Top of RECORDS SHOWN

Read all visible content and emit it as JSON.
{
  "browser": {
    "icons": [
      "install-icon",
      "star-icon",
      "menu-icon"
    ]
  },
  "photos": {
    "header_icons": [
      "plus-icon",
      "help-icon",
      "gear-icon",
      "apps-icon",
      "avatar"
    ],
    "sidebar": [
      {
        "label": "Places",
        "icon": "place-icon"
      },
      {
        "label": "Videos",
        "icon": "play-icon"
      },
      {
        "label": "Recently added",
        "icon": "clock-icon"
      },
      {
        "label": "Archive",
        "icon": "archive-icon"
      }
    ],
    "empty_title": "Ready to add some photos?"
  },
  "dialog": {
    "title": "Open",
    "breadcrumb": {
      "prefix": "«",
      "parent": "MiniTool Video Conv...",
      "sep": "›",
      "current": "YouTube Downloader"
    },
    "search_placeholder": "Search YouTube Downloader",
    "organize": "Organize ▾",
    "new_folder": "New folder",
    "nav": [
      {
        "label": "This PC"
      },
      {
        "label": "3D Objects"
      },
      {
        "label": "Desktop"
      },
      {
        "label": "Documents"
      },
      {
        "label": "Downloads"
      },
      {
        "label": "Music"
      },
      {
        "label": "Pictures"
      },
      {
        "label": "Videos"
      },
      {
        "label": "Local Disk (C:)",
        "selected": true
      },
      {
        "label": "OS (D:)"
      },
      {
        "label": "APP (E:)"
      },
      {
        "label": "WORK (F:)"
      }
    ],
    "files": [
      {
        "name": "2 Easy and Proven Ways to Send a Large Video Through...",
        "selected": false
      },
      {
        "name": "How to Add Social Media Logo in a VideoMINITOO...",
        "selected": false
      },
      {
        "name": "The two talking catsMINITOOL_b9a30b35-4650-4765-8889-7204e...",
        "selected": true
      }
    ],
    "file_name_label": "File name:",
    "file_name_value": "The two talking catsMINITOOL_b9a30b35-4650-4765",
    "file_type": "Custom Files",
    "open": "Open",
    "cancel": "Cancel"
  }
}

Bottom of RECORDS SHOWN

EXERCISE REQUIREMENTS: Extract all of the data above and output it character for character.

RESPONSE AREA:
Read all visible content and emit it as JSON.
{
  "browser": {
    "icons": [
      "install-icon",
      "star-icon",
      "menu-icon"
    ]
  },
  "photos": {
    "header_icons": [
      "plus-icon",
      "help-icon",
      "gear-icon",
      "apps-icon",
      "avatar"
    ],
    "sidebar": [
      {
        "label": "Places",
        "icon": "place-icon"
      },
      {
        "label": "Videos",
        "icon": "play-icon"
      },
      {
        "label": "Recently added",
        "icon": "clock-icon"
      },
      {
        "label": "Archive",
        "icon": "archive-icon"
      }
    ],
    "empty_title": "Ready to add some photos?"
  },
  "dialog": {
    "title": "Open",
    "breadcrumb": {
      "prefix": "«",
      "parent": "MiniTool Video Conv...",
      "sep": "›",
      "current": "YouTube Downloader"
    },
    "search_placeholder": "Search YouTube Downloader",
    "organize": "Organize ▾",
    "new_folder": "New folder",
    "nav": [
      {
        "label": "This PC"
      },
      {
        "label": "3D Objects"
      },
      {
        "label": "Desktop"
      },
      {
        "label": "Documents"
      },
      {
        "label": "Downloads"
      },
      {
        "label": "Music"
      },
      {
        "label": "Pictures"
      },
      {
        "label": "Videos"
      },
      {
        "label": "Local Disk (C:)",
        "selected": true
      },
      {
        "label": "OS (D:)"
      },
      {
        "label": "APP (E:)"
      },
      {
        "label": "WORK (F:)"
      }
    ],
    "files": [
      {
        "name": "2 Easy and Proven Ways to Send a Large Video Through...",
        "selected": false
      },
      {
        "name": "How to Add Social Media Logo in a VideoMINITOO...",
        "selected": false
      },
      {
        "name": "The two talking catsMINITOOL_b9a30b35-4650-4765-8889-7204e...",
        "selected": true
      }
    ],
    "file_name_label": "File name:",
    "file_name_value": "The two talking catsMINITOOL_b9a30b35-4650-4765",
    "file_type": "Custom Files",
    "open": "Open",
    "cancel": "Cancel"
  }
}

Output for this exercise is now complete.